Buff colored tablecloths served as a base for an interesting place setting. My dining companion actually asked me to flip over the bread and butter plate to discover the maker's name: Chefs & Sommeliers, of the pretty patterned plateware. Simply-styled flatware was offset by interesting salt and pepper shakers, candles, and a stainless container for grated cheese. Everything seemed to have been given that special attention to detail intended to make a meal that much more special.
Our server, dressed entirely in black, was a hoot from the get go. Outgoing and gregarious, it made the meal fun to have a server both excited and knowledgeable about the menu rather than trained to tell you how wonderful your pairing of cola and calamari might taste. Training is important and obviously the management at Winfield's believes that, too. Individual style is also a plus, and our server was full of life.
We watched a young server taking baby steps while walking two colorful martini drinks on a beverage tray through the maze of chairs and guests, no easy feat since each drink was filled to the brim.

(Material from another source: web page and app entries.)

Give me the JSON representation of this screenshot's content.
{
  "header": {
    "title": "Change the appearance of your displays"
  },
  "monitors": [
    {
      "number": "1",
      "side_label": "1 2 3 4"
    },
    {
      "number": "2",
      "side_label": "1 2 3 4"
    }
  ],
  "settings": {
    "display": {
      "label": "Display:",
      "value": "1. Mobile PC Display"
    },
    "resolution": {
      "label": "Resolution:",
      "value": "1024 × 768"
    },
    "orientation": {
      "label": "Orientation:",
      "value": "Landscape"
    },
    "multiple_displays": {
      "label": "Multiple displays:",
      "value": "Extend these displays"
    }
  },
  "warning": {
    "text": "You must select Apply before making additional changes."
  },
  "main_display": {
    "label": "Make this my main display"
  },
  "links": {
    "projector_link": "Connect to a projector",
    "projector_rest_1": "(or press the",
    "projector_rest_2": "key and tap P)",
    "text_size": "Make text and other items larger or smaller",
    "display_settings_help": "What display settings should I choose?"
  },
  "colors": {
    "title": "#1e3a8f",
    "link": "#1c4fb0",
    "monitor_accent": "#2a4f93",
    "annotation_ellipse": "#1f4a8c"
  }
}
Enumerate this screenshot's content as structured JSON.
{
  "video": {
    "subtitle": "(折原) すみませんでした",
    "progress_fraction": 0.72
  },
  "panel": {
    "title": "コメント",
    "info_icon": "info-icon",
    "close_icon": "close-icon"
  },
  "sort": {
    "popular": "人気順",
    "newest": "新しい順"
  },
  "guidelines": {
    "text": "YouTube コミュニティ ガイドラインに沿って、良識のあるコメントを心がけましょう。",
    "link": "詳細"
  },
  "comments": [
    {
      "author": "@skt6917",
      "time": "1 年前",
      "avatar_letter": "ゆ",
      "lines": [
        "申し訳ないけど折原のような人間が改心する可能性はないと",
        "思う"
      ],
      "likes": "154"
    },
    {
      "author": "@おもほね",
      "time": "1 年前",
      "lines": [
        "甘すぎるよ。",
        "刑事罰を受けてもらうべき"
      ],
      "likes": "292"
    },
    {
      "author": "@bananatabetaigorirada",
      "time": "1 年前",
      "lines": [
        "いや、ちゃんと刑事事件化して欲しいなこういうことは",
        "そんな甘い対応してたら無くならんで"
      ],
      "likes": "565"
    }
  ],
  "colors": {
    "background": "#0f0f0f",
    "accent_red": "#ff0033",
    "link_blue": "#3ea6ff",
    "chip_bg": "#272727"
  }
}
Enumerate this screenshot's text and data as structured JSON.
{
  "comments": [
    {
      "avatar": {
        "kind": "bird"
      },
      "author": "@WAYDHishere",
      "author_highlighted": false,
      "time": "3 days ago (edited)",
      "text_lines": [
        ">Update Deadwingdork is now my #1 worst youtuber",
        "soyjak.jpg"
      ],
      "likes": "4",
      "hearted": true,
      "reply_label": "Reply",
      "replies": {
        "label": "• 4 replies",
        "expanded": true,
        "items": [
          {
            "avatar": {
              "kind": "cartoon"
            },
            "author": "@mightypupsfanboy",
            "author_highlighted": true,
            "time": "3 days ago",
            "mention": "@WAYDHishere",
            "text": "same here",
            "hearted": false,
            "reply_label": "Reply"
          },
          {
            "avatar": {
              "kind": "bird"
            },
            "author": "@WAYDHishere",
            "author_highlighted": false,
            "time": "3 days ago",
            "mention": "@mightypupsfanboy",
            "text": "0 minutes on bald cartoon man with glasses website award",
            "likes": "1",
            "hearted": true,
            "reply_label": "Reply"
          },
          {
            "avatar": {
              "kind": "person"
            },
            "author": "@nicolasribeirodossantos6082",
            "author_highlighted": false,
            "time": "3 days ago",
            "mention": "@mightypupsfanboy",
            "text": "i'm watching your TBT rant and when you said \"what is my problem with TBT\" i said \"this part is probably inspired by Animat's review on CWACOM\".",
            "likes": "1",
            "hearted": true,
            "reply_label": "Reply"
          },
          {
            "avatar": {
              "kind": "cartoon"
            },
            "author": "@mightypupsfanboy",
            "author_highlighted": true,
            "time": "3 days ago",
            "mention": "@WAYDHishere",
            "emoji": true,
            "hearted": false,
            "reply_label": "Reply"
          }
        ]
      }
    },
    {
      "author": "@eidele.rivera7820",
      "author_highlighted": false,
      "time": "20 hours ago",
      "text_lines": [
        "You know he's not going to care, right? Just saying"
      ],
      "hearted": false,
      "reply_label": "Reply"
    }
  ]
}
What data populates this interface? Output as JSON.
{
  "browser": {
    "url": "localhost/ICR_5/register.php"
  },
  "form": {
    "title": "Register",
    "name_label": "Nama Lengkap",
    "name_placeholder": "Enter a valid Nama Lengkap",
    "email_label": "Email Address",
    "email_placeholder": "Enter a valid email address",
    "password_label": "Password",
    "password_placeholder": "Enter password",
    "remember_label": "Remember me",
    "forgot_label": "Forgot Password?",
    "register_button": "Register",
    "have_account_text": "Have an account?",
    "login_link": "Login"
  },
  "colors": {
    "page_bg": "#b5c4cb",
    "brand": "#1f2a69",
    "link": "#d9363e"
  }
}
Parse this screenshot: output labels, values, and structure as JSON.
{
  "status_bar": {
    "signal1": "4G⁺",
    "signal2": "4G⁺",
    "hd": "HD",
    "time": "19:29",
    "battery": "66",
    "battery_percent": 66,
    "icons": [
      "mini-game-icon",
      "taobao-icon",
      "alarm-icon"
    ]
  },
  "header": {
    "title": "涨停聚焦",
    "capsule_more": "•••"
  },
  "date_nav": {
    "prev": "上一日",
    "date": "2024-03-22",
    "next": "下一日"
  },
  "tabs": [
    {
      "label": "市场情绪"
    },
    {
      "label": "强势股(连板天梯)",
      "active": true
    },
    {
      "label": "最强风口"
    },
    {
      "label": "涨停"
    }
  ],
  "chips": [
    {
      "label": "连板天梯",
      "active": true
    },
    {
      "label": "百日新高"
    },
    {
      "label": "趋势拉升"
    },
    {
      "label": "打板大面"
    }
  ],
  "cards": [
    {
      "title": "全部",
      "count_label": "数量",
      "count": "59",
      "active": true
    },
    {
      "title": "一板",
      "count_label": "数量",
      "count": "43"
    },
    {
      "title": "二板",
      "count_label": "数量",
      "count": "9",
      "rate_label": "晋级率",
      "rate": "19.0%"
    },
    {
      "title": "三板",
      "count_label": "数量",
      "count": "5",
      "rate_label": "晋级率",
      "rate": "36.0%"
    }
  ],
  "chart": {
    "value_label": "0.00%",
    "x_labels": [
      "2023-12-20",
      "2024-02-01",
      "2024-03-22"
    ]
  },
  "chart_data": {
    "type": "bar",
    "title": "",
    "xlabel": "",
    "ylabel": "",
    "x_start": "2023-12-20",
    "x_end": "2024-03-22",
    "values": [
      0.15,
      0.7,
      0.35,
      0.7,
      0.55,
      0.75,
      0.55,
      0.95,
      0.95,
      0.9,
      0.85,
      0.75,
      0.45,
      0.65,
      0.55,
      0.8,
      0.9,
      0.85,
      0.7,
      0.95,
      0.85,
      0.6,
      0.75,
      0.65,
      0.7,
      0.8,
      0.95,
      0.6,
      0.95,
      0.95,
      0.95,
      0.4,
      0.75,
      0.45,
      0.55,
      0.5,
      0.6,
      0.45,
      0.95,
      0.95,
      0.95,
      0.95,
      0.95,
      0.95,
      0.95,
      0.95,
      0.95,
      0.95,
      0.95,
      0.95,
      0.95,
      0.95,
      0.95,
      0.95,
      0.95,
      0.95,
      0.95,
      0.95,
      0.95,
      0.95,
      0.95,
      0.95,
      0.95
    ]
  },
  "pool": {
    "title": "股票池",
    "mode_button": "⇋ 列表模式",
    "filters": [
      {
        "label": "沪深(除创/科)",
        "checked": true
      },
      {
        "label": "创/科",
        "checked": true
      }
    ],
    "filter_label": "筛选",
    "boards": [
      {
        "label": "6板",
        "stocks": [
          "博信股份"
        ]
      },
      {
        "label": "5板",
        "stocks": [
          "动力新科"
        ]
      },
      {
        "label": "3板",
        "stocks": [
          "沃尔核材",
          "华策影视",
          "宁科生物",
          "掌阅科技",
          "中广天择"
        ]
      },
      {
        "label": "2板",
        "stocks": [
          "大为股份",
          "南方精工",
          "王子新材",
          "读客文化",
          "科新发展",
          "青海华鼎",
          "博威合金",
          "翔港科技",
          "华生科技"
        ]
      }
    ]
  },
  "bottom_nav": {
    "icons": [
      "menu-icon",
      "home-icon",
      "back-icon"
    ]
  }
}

Our more experienced server glided between the tables with drinks and plated foods in a high wire act that only comes of years of experience.
Winfield's years of experience are showing in a restaurant with so much class, it could just as easily find a niche in New York or Philadelphia, sans free parking.
106 North High Street, Millville
Hours: 4:30 to 10 p.m. Tuesdays to Saturdays; 4 to 9 p.m. Sundays; closed Mondays
Liquor license: Yes
Credit cards: All major
Disabled access: Yes
Price range: Appetizers $8.95 to $13.95, entrees $16.95 to $36.95
Our bill for two: $110 plus tip